      For me the be all and end all of antitrust is barriers to entry. Even a monopolist is harmless if another firm can easily enter. So for me, the thing that antitrust should focus on should be how the behaviour of firms can limit the ability of entrants. We have a case in New Zealand at the moment about the rates our mobile phone networks charge each there to connect calls from one network to another. The Commerce Commission just ruled that the rates Telecom and Vodafone charge are unreasonably high and they are making it very expensive for new companies to enter the market. So there’s one arguably legitimate role for government intervention.

      The trick with designing an antitrust regime is to account for the limitations of the government’s ability to identify which cases are legitimately unfair competition, since any company would like to have the government squash it’s competitors. To try and squash some of the worst abuses, I would impose three new restrictions on antitrust enforcement:
      1) Get rid of predatory pricing / dumping as a cause for intervention. I’m sure there are theoretical cases where these could be a problem, but I’ve never heard of a case where an alleged case of predatory pricing was anything more than sour grapes from an incumbent firm that was being out-competed.
      2) For the government to get involved in M&A there needs to be evidence that there are significant barriers to entry. If there aren’t then firm concentration doesn’t matter.
      3) Regulators need to be flexible in defining the boundaries of a market. In the real world what counts as being the one market isn’t a black and white issue. Regulators should examine the substitutes available and also how close a substitute they are for the goods produced by the merging firms. Hopefully that will get around some of the “Microsoft is a monopoly” BS.
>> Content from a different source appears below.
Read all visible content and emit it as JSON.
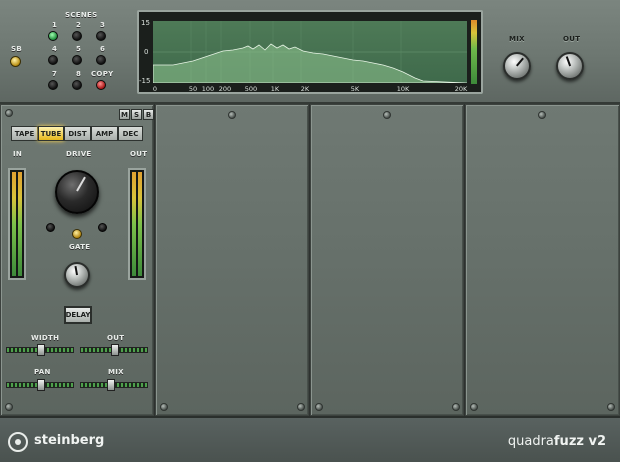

      Beyond antitrust policy, governments should examine how their other policies can harm competition. State-granted monopolies and occupational licensure are only the most obvious examples of policy that lessens competition. Tariffs and import restrictions block (or at least hinder) foreign competition, as do “need-based” restrictions on getting licenses to start specific businesses. For that matter compliance costs of any sort tend not to scale linearly with firm size (i.e a firm of size x typically pays more than half the compliance costs of a firm of size 2x), and therefore tends to increase the optimum size of a firm.Report
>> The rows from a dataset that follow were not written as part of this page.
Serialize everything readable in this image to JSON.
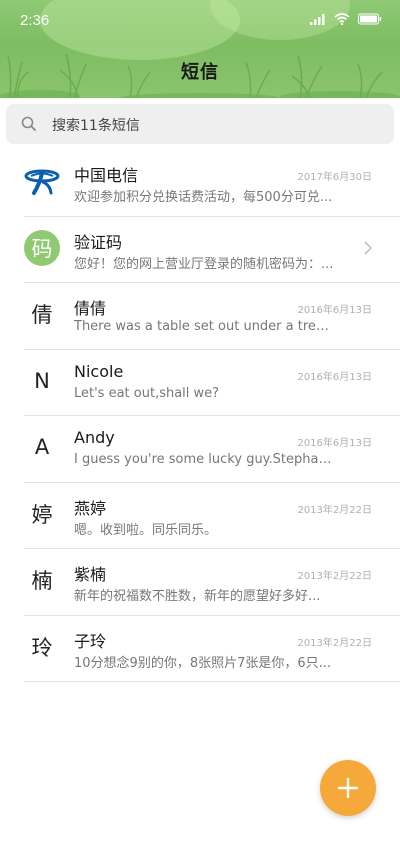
{
  "status": {
    "time": "2:36"
  },
  "header": {
    "title": "短信"
  },
  "search": {
    "placeholder": "搜索11条短信"
  },
  "conversations": [
    {
      "avatar": "logo",
      "name": "中国电信",
      "preview": "欢迎参加积分兑换话费活动，每500分可兑...",
      "date": "2017年6月30日"
    },
    {
      "avatar": "码",
      "name": "验证码",
      "preview": "您好！您的网上营业厅登录的随机密码为：...",
      "date": ""
    },
    {
      "avatar": "倩",
      "name": "倩倩",
      "preview": "There was a table set out under a tree in...",
      "date": "2016年6月13日"
    },
    {
      "avatar": "N",
      "name": "Nicole",
      "preview": "Let's eat out,shall we?",
      "date": "2016年6月13日"
    },
    {
      "avatar": "A",
      "name": "Andy",
      "preview": "I guess you're some lucky guy.Stephani...",
      "date": "2016年6月13日"
    },
    {
      "avatar": "婷",
      "name": "燕婷",
      "preview": "嗯。收到啦。同乐同乐。",
      "date": "2013年2月22日"
    },
    {
      "avatar": "楠",
      "name": "紫楠",
      "preview": "新年的祝福数不胜数，新年的愿望好多好...",
      "date": "2013年2月22日"
    },
    {
      "avatar": "玲",
      "name": "子玲",
      "preview": "10分想念9别的你，8张照片7张是你，6只...",
      "date": "2013年2月22日"
    }
  ],
  "colors": {
    "header_green": "#8fca74",
    "fab_orange": "#f4a93a",
    "avatar_green": "#8fc971"
  },
  "icons": {
    "search": "search-icon",
    "fab": "plus-icon",
    "chevron": "chevron-right-icon"
  }
}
  6. I don’t know if this begins to answer your original question, but have you tried looking at Richard Posner, “A Statistical Study of Antitrust Enforcemen” JOURNAL OF LAW AND ECONOMICS (1970)? I have only skimmed the article, but it might at least give a vision of the prosecution side of things.Report
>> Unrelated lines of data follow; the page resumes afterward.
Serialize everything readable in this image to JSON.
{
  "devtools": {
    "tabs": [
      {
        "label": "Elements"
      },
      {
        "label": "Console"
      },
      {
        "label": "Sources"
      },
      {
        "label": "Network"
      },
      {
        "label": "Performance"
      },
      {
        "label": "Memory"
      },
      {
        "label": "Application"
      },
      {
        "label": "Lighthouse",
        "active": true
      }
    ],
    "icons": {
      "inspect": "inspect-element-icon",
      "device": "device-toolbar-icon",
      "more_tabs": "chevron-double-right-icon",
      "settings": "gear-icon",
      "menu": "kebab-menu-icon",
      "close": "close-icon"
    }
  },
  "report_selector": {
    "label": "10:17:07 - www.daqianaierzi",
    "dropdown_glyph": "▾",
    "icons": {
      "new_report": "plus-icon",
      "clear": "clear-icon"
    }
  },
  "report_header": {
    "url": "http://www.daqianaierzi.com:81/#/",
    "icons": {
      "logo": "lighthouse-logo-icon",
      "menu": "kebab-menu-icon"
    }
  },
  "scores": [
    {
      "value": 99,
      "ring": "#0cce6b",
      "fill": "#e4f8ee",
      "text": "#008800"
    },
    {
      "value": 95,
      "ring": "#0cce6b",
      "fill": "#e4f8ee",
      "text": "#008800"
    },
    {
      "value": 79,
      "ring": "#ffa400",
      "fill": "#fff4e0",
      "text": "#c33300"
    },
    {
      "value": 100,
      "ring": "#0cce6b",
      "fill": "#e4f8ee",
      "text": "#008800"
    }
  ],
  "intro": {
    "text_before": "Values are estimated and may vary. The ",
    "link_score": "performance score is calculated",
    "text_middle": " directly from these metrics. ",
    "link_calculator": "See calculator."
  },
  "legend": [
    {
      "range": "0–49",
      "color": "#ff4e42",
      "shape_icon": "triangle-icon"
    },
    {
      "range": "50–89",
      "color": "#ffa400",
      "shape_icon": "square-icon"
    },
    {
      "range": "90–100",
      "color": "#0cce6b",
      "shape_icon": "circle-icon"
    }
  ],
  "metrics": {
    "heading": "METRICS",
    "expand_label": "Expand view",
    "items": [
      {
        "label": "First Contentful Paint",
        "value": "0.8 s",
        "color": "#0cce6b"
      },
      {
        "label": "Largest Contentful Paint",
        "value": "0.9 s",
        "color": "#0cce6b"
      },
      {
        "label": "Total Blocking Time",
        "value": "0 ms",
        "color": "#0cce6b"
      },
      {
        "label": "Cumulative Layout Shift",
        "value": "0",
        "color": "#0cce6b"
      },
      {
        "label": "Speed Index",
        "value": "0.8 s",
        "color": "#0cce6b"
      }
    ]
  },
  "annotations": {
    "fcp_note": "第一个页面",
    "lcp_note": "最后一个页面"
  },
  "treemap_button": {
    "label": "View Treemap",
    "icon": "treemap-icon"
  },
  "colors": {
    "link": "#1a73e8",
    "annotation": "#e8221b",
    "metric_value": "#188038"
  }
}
  7. DensityDuck says:

    A professional writer should NOT have trouble with “its/it’s”.Report

    • Jaybird in reply to DensityDuck says:

      I used to think that but discovered that that is the job of editors.

      The journalist/writer creates content… it is the job of the editor to know what a semi-colon is for, the difference between its and it’s, and whether it’s indispensible or indispensable.

      In the absence of editors, it becomes *OUR* job to point such things out.Report

    • 1. Who here is aprofessional writer?
      2. I see one misuse of its/it’s here and it’s in a blockquote taken from a comment thread. I was unaware that we’re supposed to insist that comments be carefully proofread for common typos and grammatical mistakes.
      3. If you are pointing out a pattern of confusing its and it’s, then fine. If you’re complaining about one mistake, you’re just being pedantic.Report

      • James Hanley in reply to Mark Thompson says:

        Heh, I’ll take my lumps. I have no problem making the distinction between its/it’s, but for some reason have a tendency to throw in the apostrophe when I shouldn’t, as my brain rushes ahead of what my fingers are doing (or maybe it’s my brain lagging, I’m really not sure). It does bug me when I catch myself doing it.

        Unfortunately, I can’t afford an editor, but perhaps Density Duck would like to volunteer? On second thought, perhaps not, since he seems to have overlooked my missing apostrophe on a possessive in the sentence preceding the one with the its/it’s problem, so…. 😉Report